Excerpts from an interface dataset —

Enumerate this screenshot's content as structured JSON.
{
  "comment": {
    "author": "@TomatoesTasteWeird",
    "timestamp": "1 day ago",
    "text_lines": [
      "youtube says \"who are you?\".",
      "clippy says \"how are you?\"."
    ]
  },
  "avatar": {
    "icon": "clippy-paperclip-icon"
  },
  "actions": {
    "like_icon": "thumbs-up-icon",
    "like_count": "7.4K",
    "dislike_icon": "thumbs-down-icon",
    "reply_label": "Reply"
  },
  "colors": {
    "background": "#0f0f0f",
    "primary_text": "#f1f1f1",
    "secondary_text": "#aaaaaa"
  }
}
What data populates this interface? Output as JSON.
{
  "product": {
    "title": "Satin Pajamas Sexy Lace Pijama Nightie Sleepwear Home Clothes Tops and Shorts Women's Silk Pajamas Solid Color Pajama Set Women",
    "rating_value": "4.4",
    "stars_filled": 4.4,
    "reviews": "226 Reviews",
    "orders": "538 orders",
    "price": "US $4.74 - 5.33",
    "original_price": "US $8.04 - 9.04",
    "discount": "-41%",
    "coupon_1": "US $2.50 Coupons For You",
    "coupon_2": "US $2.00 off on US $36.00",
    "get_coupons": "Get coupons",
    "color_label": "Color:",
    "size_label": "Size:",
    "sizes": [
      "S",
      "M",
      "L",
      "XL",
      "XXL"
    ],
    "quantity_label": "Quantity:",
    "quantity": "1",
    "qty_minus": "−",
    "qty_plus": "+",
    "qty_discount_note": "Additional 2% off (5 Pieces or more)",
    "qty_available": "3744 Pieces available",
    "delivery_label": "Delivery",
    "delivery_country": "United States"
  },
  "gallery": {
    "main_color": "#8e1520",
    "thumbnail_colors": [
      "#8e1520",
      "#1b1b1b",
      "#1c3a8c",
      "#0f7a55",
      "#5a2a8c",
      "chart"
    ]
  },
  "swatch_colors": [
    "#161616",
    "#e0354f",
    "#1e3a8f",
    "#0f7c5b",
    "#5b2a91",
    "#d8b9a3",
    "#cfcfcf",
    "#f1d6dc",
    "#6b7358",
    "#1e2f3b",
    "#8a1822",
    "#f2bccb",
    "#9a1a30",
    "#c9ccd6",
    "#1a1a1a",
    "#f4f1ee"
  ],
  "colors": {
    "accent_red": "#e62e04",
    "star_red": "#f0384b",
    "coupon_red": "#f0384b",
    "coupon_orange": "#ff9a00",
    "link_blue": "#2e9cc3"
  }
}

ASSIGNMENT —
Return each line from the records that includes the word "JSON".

REPLY —
Enumerate this screenshot's content as structured JSON.
What data populates this interface? Output as JSON.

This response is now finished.